Equity vs equality - do you know the difference?

Equality. It’s the word of the moment. Every employer wants to show how they are doing it, and doing it well.

However, are they truly recognising the differing abilities of their workforce and offering tailored solutions to ensure that everyone is able to reach their full potential? For people with learning disabilities, this question is critical because without additional support, reaching parity with their colleagues is so much more difficult. 

So, in the interest of fairness, is it time for employers to look beyond equality and instead strive for equity?

Many people think that these words are interchangeable, and that as we all work towards reaching what we believe is a fair balance inside and outside of the working worlds, equity is equality. However, there is quite a difference and it’s all about the outcome that employers are seeking to achieve.

Why is 'equality' not the answer?

Traditionally employers have been aiming for equality to reach a more level playing field - equal and fair distribution of things such as jobs, pay, resources, support and training, regardless of backgrounds. What this doesn’t do though is take in account of employees’ physical, mental and emotional needs, which means in reality it continues to deliver an unbalanced end result. 

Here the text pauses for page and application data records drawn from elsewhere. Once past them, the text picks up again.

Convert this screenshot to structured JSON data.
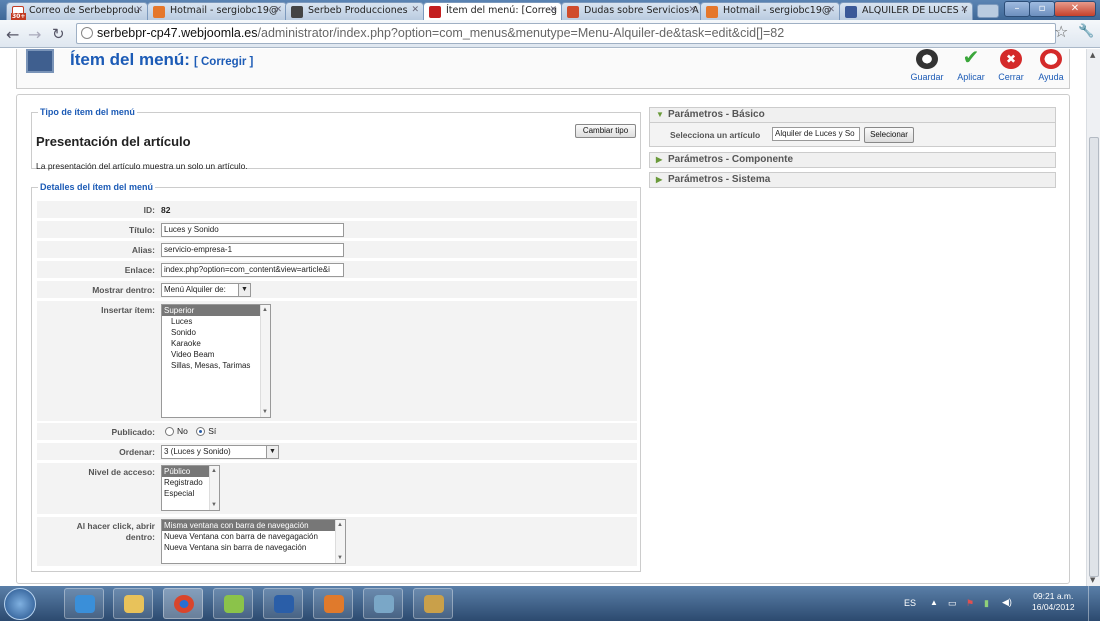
{
  "browser": {
    "tabs": [
      {
        "title": "Correo de Serbebprodu",
        "fav_color": "#c23b22"
      },
      {
        "title": "Hotmail - sergiobc19@",
        "fav_color": "#e5772b"
      },
      {
        "title": "Serbeb Producciones",
        "fav_color": "#444444"
      },
      {
        "title": "Ítem del menú: [Correg",
        "fav_color": "#c41f1f"
      },
      {
        "title": "Dudas sobre Servicios A",
        "fav_color": "#d04c2c"
      },
      {
        "title": "Hotmail - sergiobc19@",
        "fav_color": "#e5772b"
      },
      {
        "title": "ALQUILER DE LUCES Y",
        "fav_color": "#3b5998"
      }
    ],
    "mail_badge": "30+",
    "url_host": "serbebpr-cp47.webjoomla.es",
    "url_path": "/administrator/index.php?option=com_menus&menutype=Menu-Alquiler-de&task=edit&cid[]=82"
  },
  "header": {
    "title": "Ítem del menú:",
    "subtitle": "[ Corregir ]",
    "buttons": [
      {
        "label": "Guardar",
        "icon": "save-icon",
        "color": "#333333"
      },
      {
        "label": "Aplicar",
        "icon": "check-icon",
        "color": "#3aa63a"
      },
      {
        "label": "Cerrar",
        "icon": "close-icon",
        "color": "#d42a2a"
      },
      {
        "label": "Ayuda",
        "icon": "help-icon",
        "color": "#d42a2a"
      }
    ]
  },
  "type_section": {
    "legend": "Tipo de ítem del menú",
    "title": "Presentación del artículo",
    "description": "La presentación del artículo muestra un solo un artículo.",
    "change_button": "Cambiar tipo"
  },
  "details": {
    "legend": "Detalles del ítem del menú",
    "id_label": "ID:",
    "id_value": "82",
    "title_label": "Título:",
    "title_value": "Luces y Sonido",
    "alias_label": "Alias:",
    "alias_value": "servicio-empresa-1",
    "link_label": "Enlace:",
    "link_value": "index.php?option=com_content&view=article&i",
    "menu_label": "Mostrar dentro:",
    "menu_value": "Menú Alquiler de:",
    "parent_label": "Insertar ítem:",
    "parent_options": [
      "Superior",
      "Luces",
      "Sonido",
      "Karaoke",
      "Video Beam",
      "Sillas, Mesas, Tarimas"
    ],
    "published_label": "Publicado:",
    "published_no": "No",
    "published_yes": "Sí",
    "order_label": "Ordenar:",
    "order_value": "3 (Luces y Sonido)",
    "access_label": "Nivel de acceso:",
    "access_options": [
      "Público",
      "Registrado",
      "Especial"
    ],
    "open_label_1": "Al hacer click, abrir",
    "open_label_2": "dentro:",
    "open_options": [
      "Misma ventana con barra de navegación",
      "Nueva Ventana con barra de navegagación",
      "Nueva Ventana sin barra de navegación"
    ]
  },
  "params": {
    "basic": "Parámetros - Básico",
    "article_label": "Selecciona un artículo",
    "article_value": "Alquiler de Luces y So",
    "select_button": "Selecionar",
    "component": "Parámetros - Componente",
    "system": "Parámetros - Sistema"
  },
  "taskbar": {
    "lang": "ES",
    "time": "09:21 a.m.",
    "date": "16/04/2012",
    "apps": [
      {
        "icon": "ie-icon",
        "color": "#3a8fd9"
      },
      {
        "icon": "explorer-icon",
        "color": "#e8c25a"
      },
      {
        "icon": "chrome-icon",
        "color": "#d9452c"
      },
      {
        "icon": "notes-icon",
        "color": "#8bc34a"
      },
      {
        "icon": "word-icon",
        "color": "#2a5ea8"
      },
      {
        "icon": "media-icon",
        "color": "#e07a2c"
      },
      {
        "icon": "window-icon",
        "color": "#7aa7c7"
      },
      {
        "icon": "paint-icon",
        "color": "#c9a04a"
      }
    ]
  }
}
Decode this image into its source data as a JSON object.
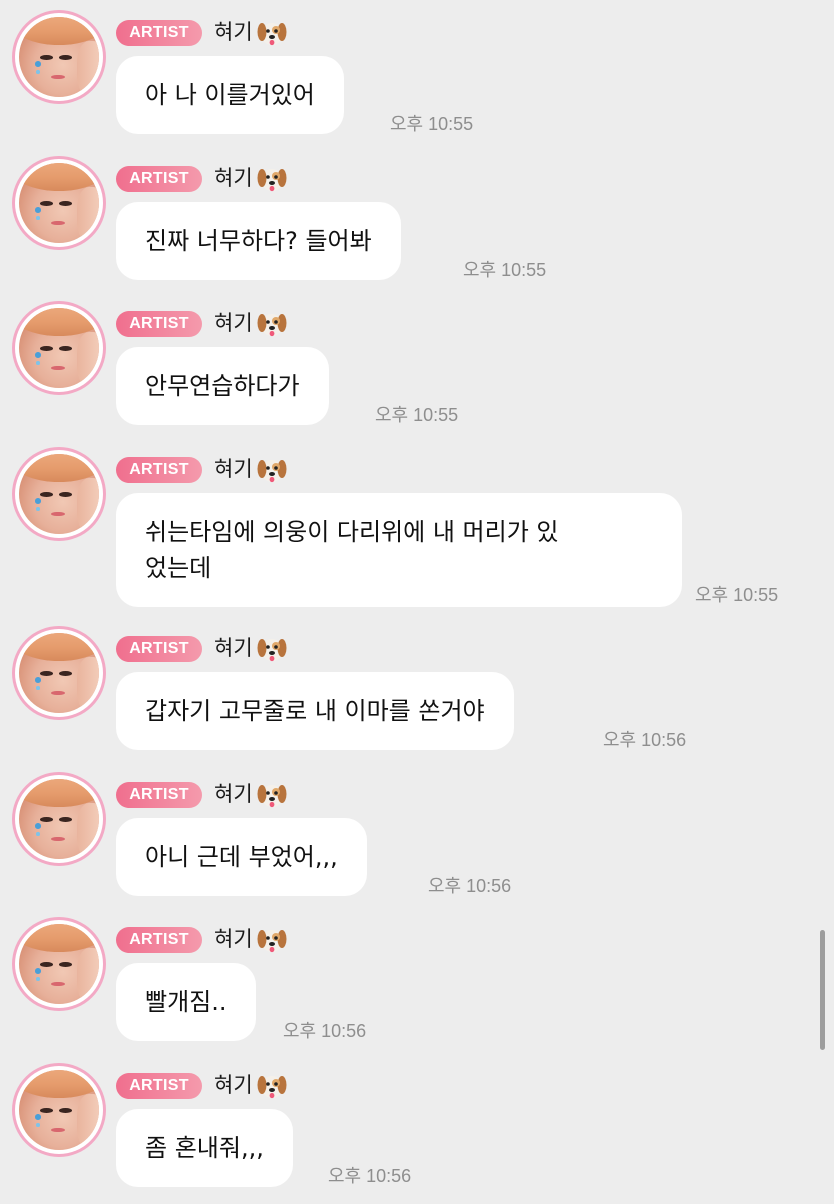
{
  "badge_label": "ARTIST",
  "sender_name": "혀기",
  "sender_emoji_icon": "dog-face-icon",
  "colors": {
    "background": "#ededed",
    "bubble": "#ffffff",
    "badge_start": "#f06f8e",
    "badge_end": "#f49aac",
    "avatar_ring": "#f3a9c5",
    "timestamp": "#8e8e8e"
  },
  "messages": [
    {
      "text": "아 나 이를거있어",
      "time": "오후 10:55"
    },
    {
      "text": "진짜 너무하다? 들어봐",
      "time": "오후 10:55"
    },
    {
      "text": "안무연습하다가",
      "time": "오후 10:55"
    },
    {
      "text": "쉬는타임에 의웅이 다리위에 내 머리가 있\n었는데",
      "time": "오후 10:55"
    },
    {
      "text": "갑자기 고무줄로 내 이마를 쏜거야",
      "time": "오후 10:56"
    },
    {
      "text": "아니 근데 부었어,,,",
      "time": "오후 10:56"
    },
    {
      "text": "빨개짐..",
      "time": "오후 10:56"
    },
    {
      "text": "좀 혼내줘,,,",
      "time": "오후 10:56"
    }
  ]
}
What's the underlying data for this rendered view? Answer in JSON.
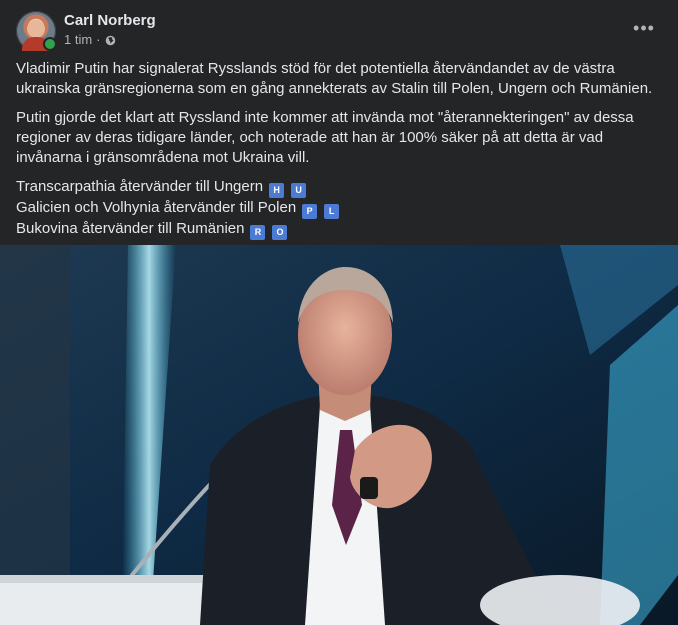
{
  "post": {
    "author": "Carl Norberg",
    "time": "1 tim",
    "privacy_icon": "globe-icon",
    "more_icon": "more-options-icon",
    "paragraphs": [
      "Vladimir Putin har signalerat Rysslands stöd för det potentiella återvändandet av de västra ukrainska gränsregionerna som en gång annekterats av Stalin till Polen, Ungern och Rumänien.",
      "Putin gjorde det klart att Ryssland inte kommer att invända mot \"återannekteringen\" av dessa regioner av deras tidigare länder, och noterade att han är 100% säker på att detta är vad invånarna i gränsområdena mot Ukraina vill."
    ],
    "flag_lines": [
      {
        "text": "Transcarpathia återvänder till Ungern",
        "badges": [
          "H",
          "U"
        ]
      },
      {
        "text": "Galicien och Volhynia återvänder till Polen",
        "badges": [
          "P",
          "L"
        ]
      },
      {
        "text": "Bukovina återvänder till Rumänien",
        "badges": [
          "R",
          "O"
        ]
      }
    ],
    "online_status_color": "#31a24c",
    "badge_color": "#4c7bd6"
  }
}
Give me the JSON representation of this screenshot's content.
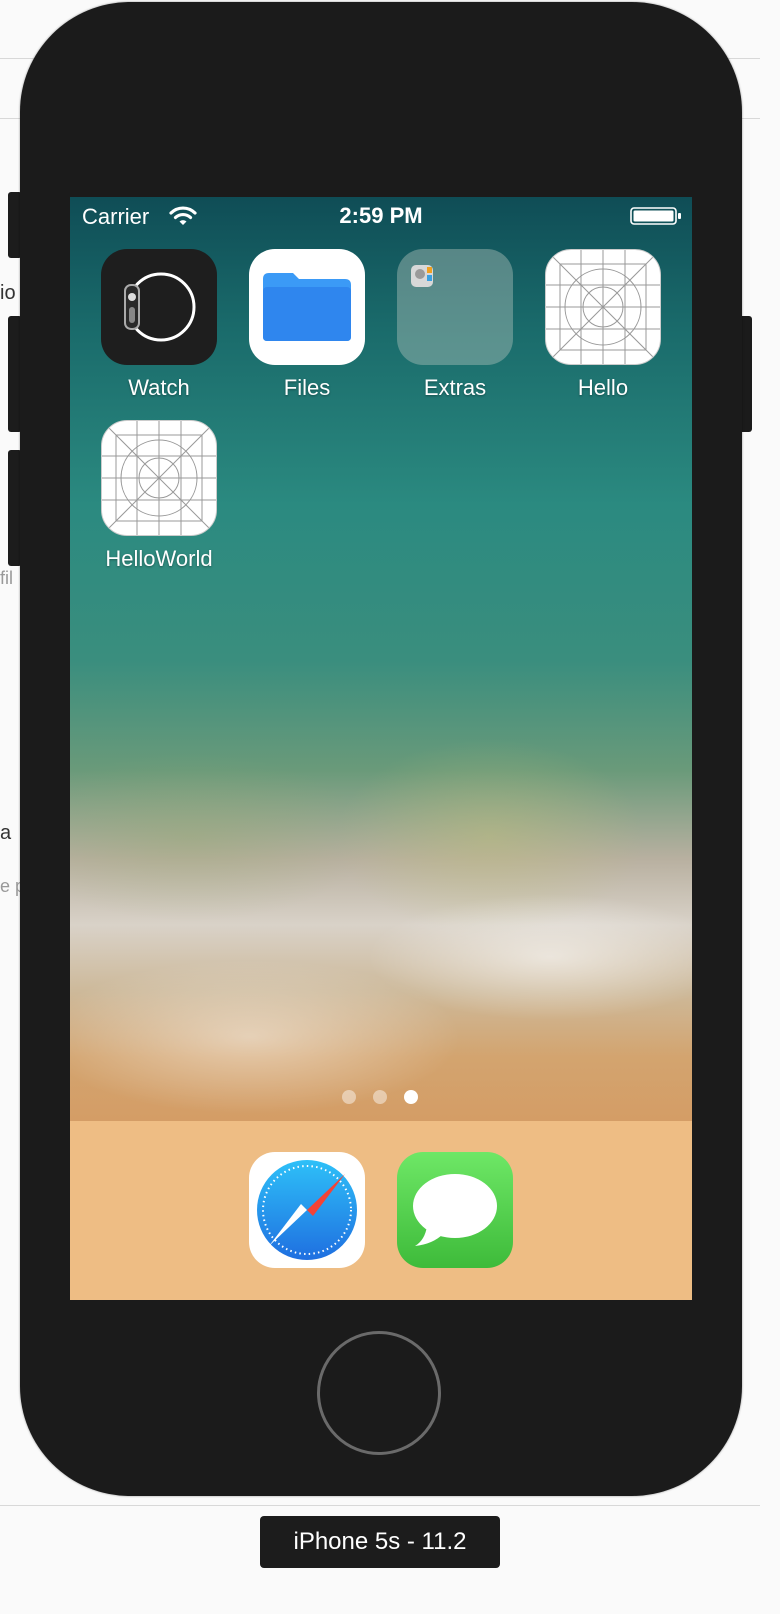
{
  "status_bar": {
    "carrier": "Carrier",
    "time": "2:59 PM"
  },
  "apps": [
    {
      "label": "Watch",
      "icon": "watch-icon"
    },
    {
      "label": "Files",
      "icon": "files-folder-icon"
    },
    {
      "label": "Extras",
      "icon": "extras-folder-icon"
    },
    {
      "label": "Hello",
      "icon": "placeholder-app-icon"
    },
    {
      "label": "HelloWorld",
      "icon": "placeholder-app-icon"
    }
  ],
  "page_indicator": {
    "pages": 3,
    "current": 3
  },
  "dock": [
    {
      "name": "Safari",
      "icon": "safari-compass-icon"
    },
    {
      "name": "Messages",
      "icon": "messages-bubble-icon"
    }
  ],
  "simulator": {
    "device_label": "iPhone 5s - 11.2"
  },
  "background_fragments": {
    "frag1": "io",
    "frag2": "fil",
    "frag3": "a",
    "frag4": "e p"
  },
  "colors": {
    "dock": "#eebd84",
    "device_body": "#1b1b1b",
    "messages_green": "#5fd35a",
    "files_blue": "#2b8cf0"
  }
}
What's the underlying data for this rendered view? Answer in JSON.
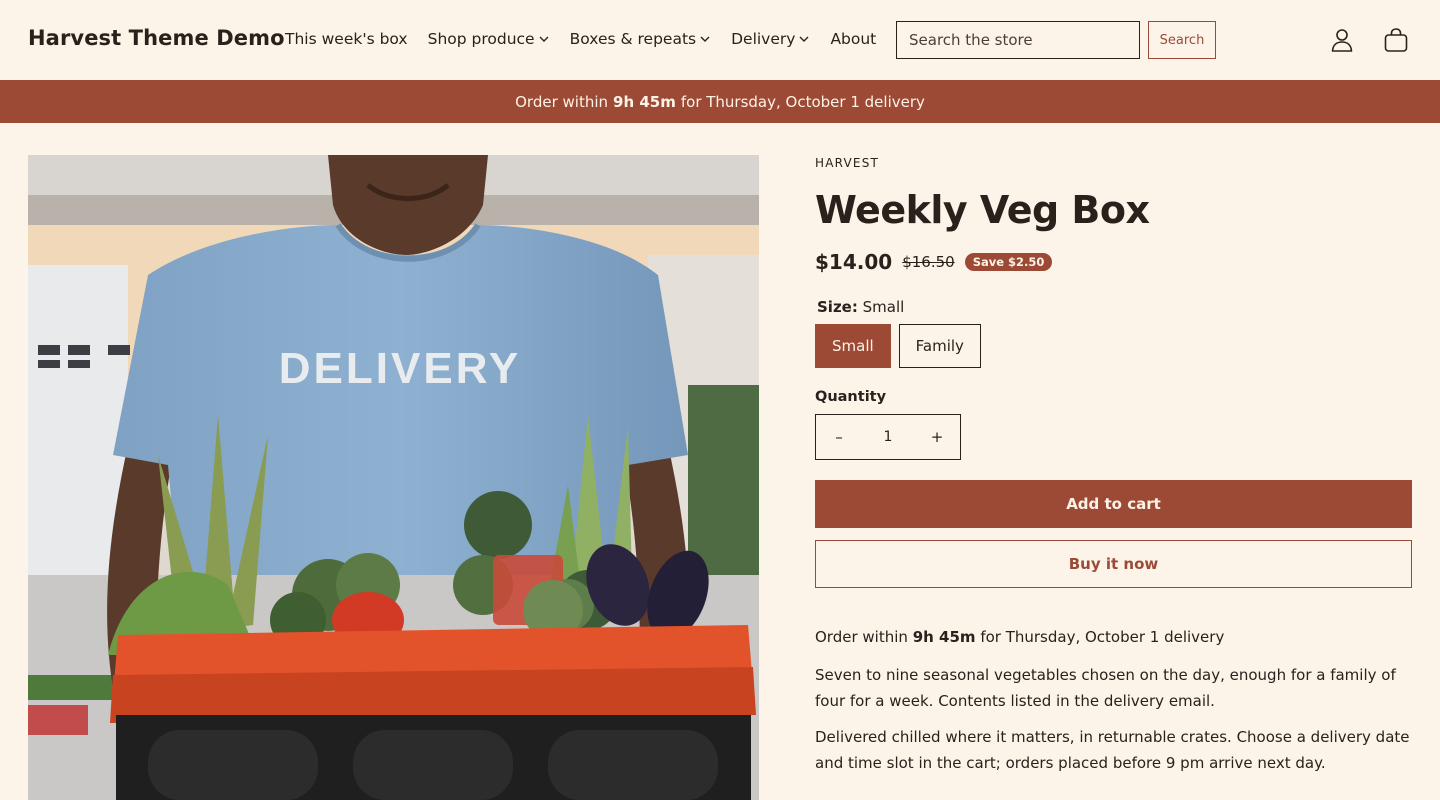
{
  "header": {
    "logo": "Harvest Theme Demo",
    "nav": [
      {
        "label": "This week's box",
        "has_dropdown": false
      },
      {
        "label": "Shop produce",
        "has_dropdown": true
      },
      {
        "label": "Boxes & repeats",
        "has_dropdown": true
      },
      {
        "label": "Delivery",
        "has_dropdown": true
      },
      {
        "label": "About",
        "has_dropdown": false
      }
    ],
    "search_placeholder": "Search the store",
    "search_button": "Search",
    "account_icon": "user-icon",
    "cart_icon": "bag-icon"
  },
  "announcement": {
    "prefix": "Order within",
    "time": "9h 45m",
    "suffix": "for Thursday, October 1 delivery"
  },
  "product": {
    "vendor": "HARVEST",
    "title": "Weekly Veg Box",
    "price": "$14.00",
    "compare_price": "$16.50",
    "badge": "Save $2.50",
    "size_label": "Size:",
    "size_value": "Small",
    "size_options": [
      "Small",
      "Family"
    ],
    "selected_size": "Small",
    "quantity_label": "Quantity",
    "quantity": "1",
    "qty_minus": "–",
    "qty_plus": "+",
    "add_to_cart": "Add to cart",
    "buy_now": "Buy it now",
    "cutoff_prefix": "Order within",
    "cutoff_time": "9h 45m",
    "cutoff_suffix": "for Thursday, October 1 delivery",
    "description": [
      "Seven to nine seasonal vegetables chosen on the day, enough for a family of four for a week. Contents listed in the delivery email.",
      "Delivered chilled where it matters, in returnable crates. Choose a delivery date and time slot in the cart; orders placed before 9 pm arrive next day."
    ],
    "image_shirt_text": "DELIVERY"
  },
  "colors": {
    "accent": "#9c4a36",
    "background": "#fcf4e9",
    "text": "#2a211c"
  }
}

It may deliver the appearance of equality, but behind it are people who require assistance in order to achieve the same goals as others.

The concept of equity though, is to understand the individual needs of each person – and to offer a different level of support, so that each employee can reach the same outcomes as others. 

For those who have learning disabilities or who are autistic, this additional support is crucial. Equality may have played its part in getting them into employment - however are they now considered equals at work? Can they reach their full potential without additional support? In most cases, the answer is likely to be ‘no’ - and unsupported, they may not be able to maintain satisfying employment; it’s a lose-lose situation for both employer and employee.

Reaching full potential

By considering the individual needs of each employee, employers can ensure that regardless of background or differing ability, including disability, they are able to reach their full potential.

And by striving for equity rather than simply equality, employers can create inclusive, diverse and fulfilled workplaces where everyone is given equal opportunity to succeed.

How can equity be reached?

There are many resources that can help support employers and individuals to do this successfully, for example:

  • Training - how training is delivered and the formats used.
  • Equipment & software - accessible desks, chairs, keyboards, access routes in/out of working spaces, noise cancelling headphones, text to speech and other assistive technology.

Want to know more?

If you’d like to know more about our supported employment scheme, Ready, Willing and Able, please get in touch by emailing